A Florida sheriff is standing by his threat of much harsher penalties for student misbehavior that he delivered outside a prison last month.
Brevard County Sheriff Wayne Ivey hosted a live press conference Nov. 28, announcing a swift and brutal crackdown on student behavioral problems in the county’s public schools.
Claiming to have received extensive reports of dangerous and sometimes violent student misbehavior from teachers, school staff and administrators, Ivey announced his intentions to reform the county’s discipline guidelines.
“Our teachers are distracted.
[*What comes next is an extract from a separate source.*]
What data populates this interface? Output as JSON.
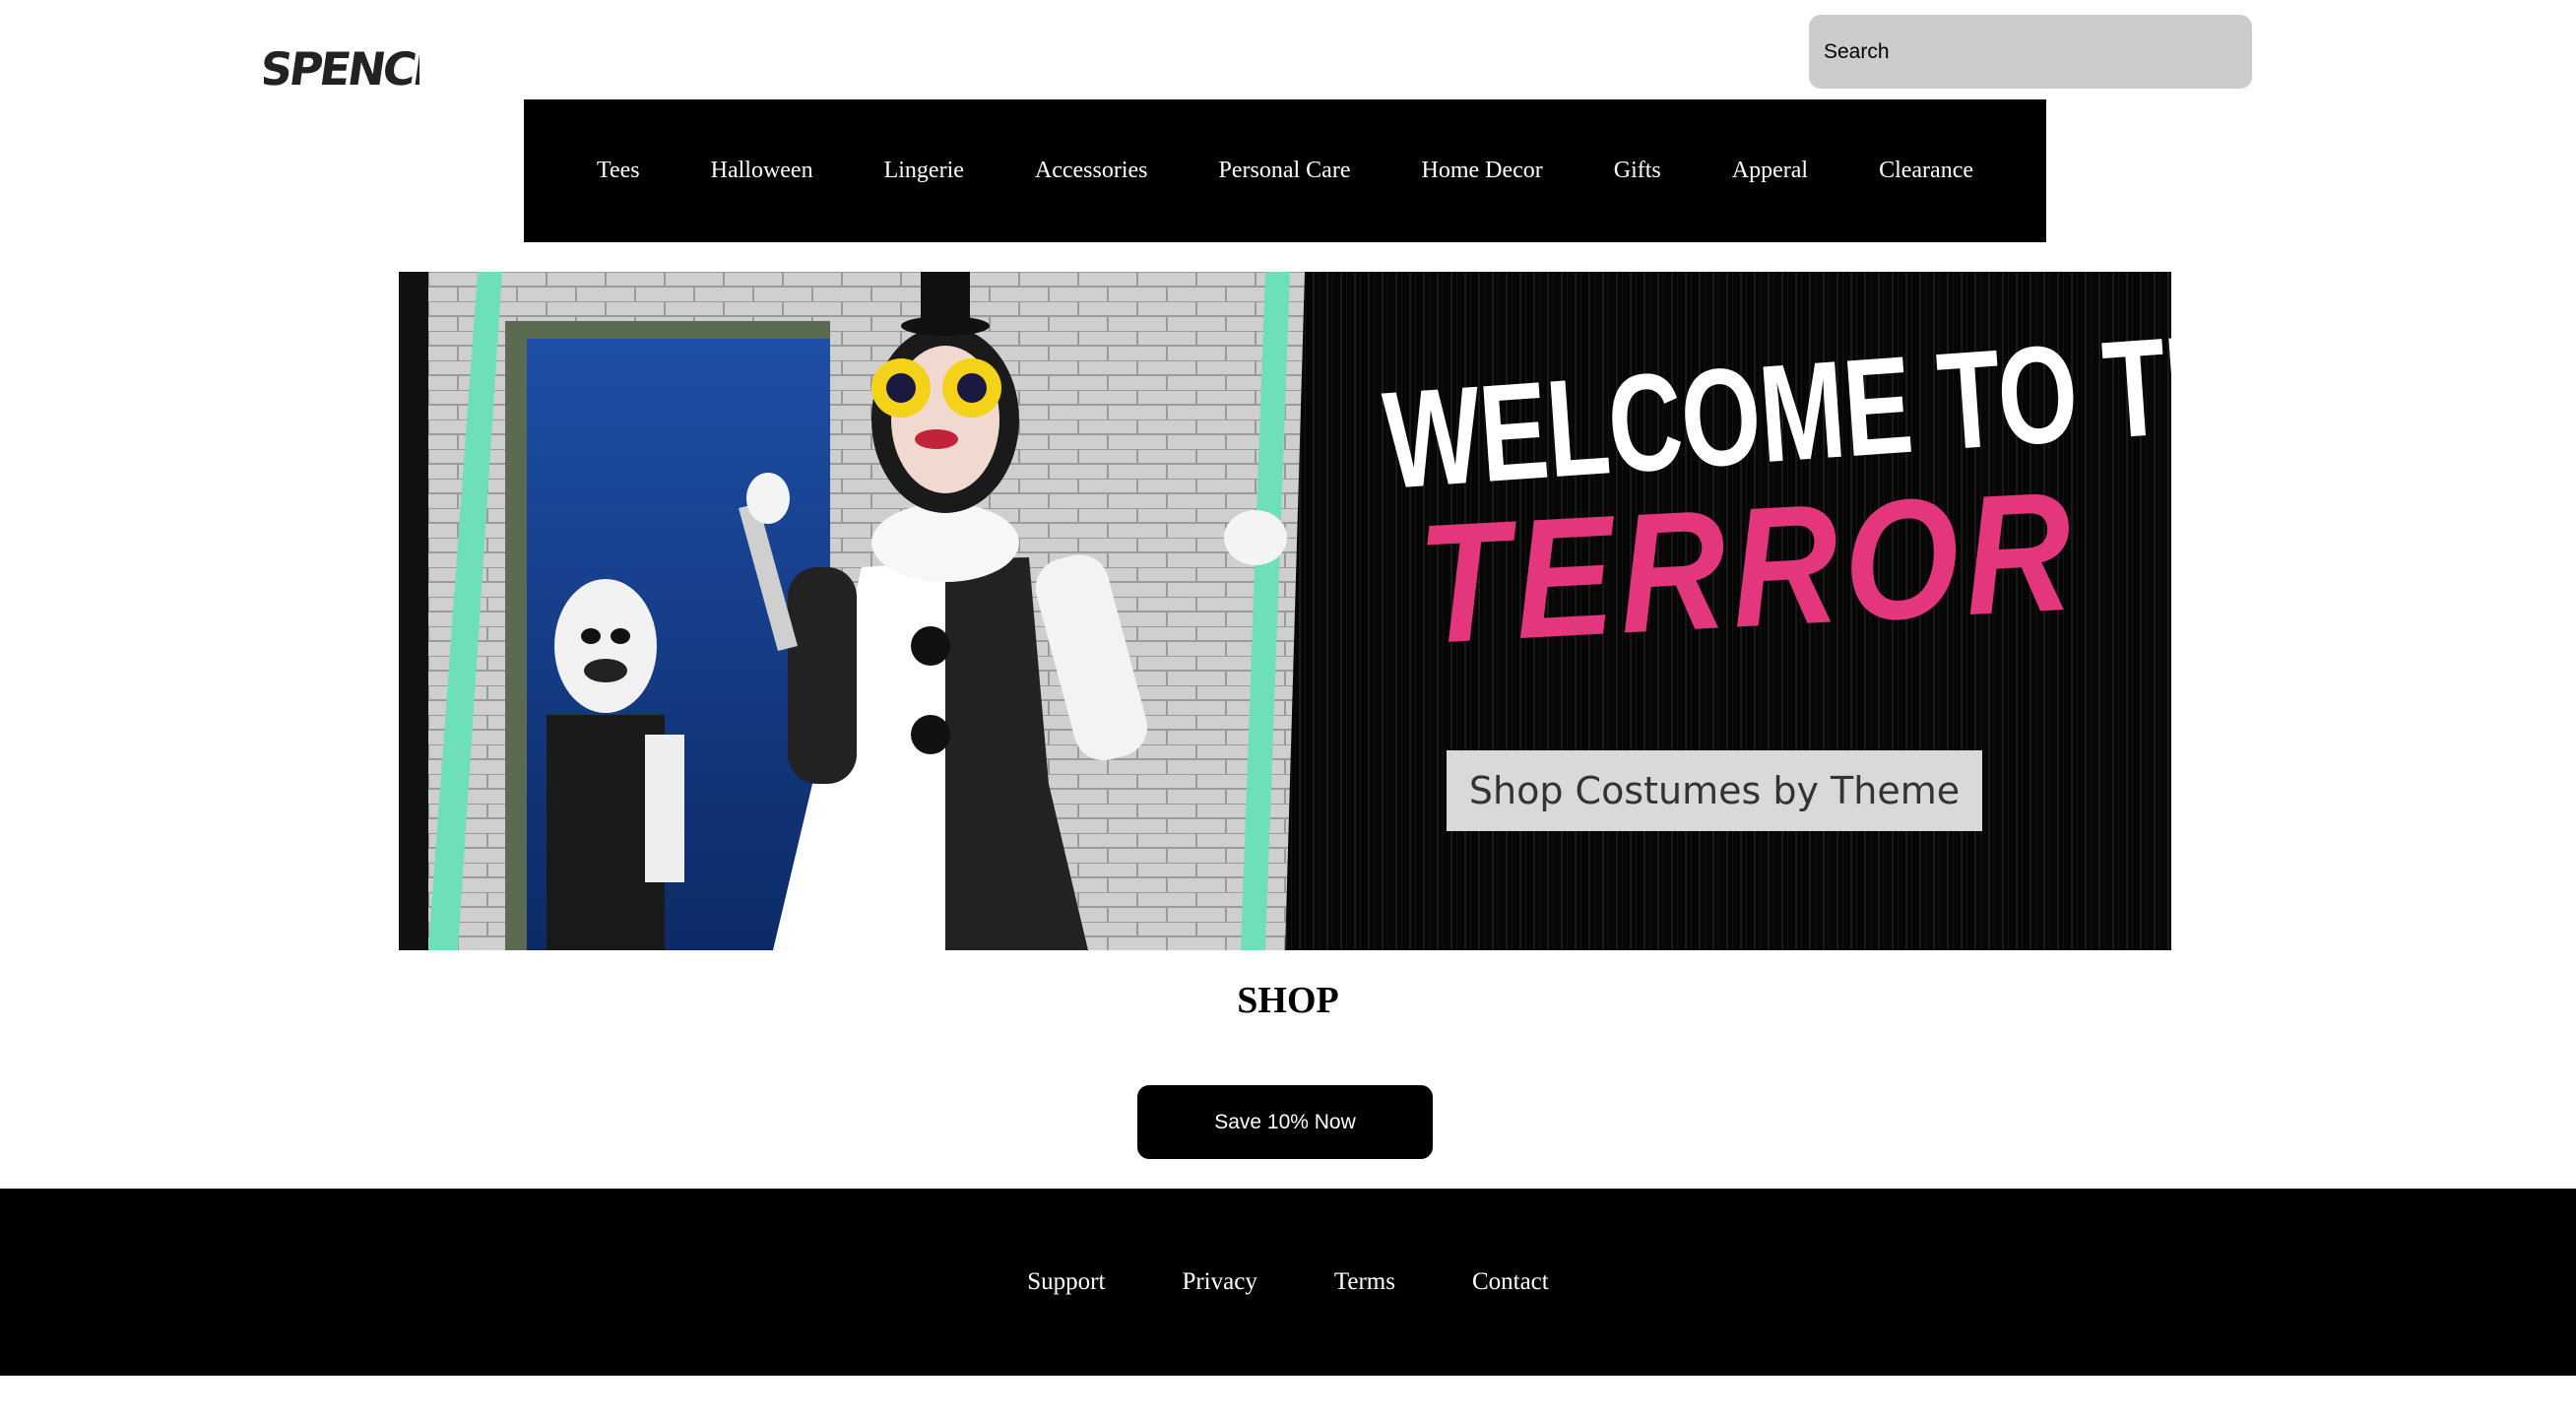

They can’t do their jobs anymore, and they are spending more time dealing with [students] disrupting their class than they are teaching those that actually came there to learn,” Ivey said at his original press conference.
Ivey lamented the decline in harsh punishments in public schools, noting the widespread banning of corporal punishment in particular.
“Quite frankly, they’re not worried about getting in trouble. They know nothing’s gonna happen to them. They know they’re not going to be given after-school detention, they’re not going to be suspended,” the sheriff claimed. “They’re not going to be expelled or, like in the old days, they’re not gonna have the cheeks of their a– torn off for not doing right in class.”
Ivey was joined at the press conference by State Attorney Phil Archer, Brevard Public School Board Chair Matt Susin, Brevard Police Major Brian Neal and School Service Workers Union Rep. Dolores Varney.
Parents and residents attended a school board meeting Dec. 8 for discussion about the sheriff’s comments.
Some parents took issue with the tone and message of the video, voicing concern with the sheriff’s leadership on the issue, according to local outlet Spectrum News 13.
“In front of cold concrete and barbed wire, our families were left with no answers, no plan,” Christine Rowe, a mother of six children, told the gathering, according to the report.
“I said what I meant in that video, and by that, it was simply this: They got to get to these kids before they get to me,” Ivey told Spectrum 13 during a break in the meeting. “I picked that backdrop, because if they don’t get to these kids, that’s where they end up.”
No official plans for alterations to the discipline guidelines have been formally proposed.
The sheriff’s office has not issued a public statement on the specific changes it is suggesting.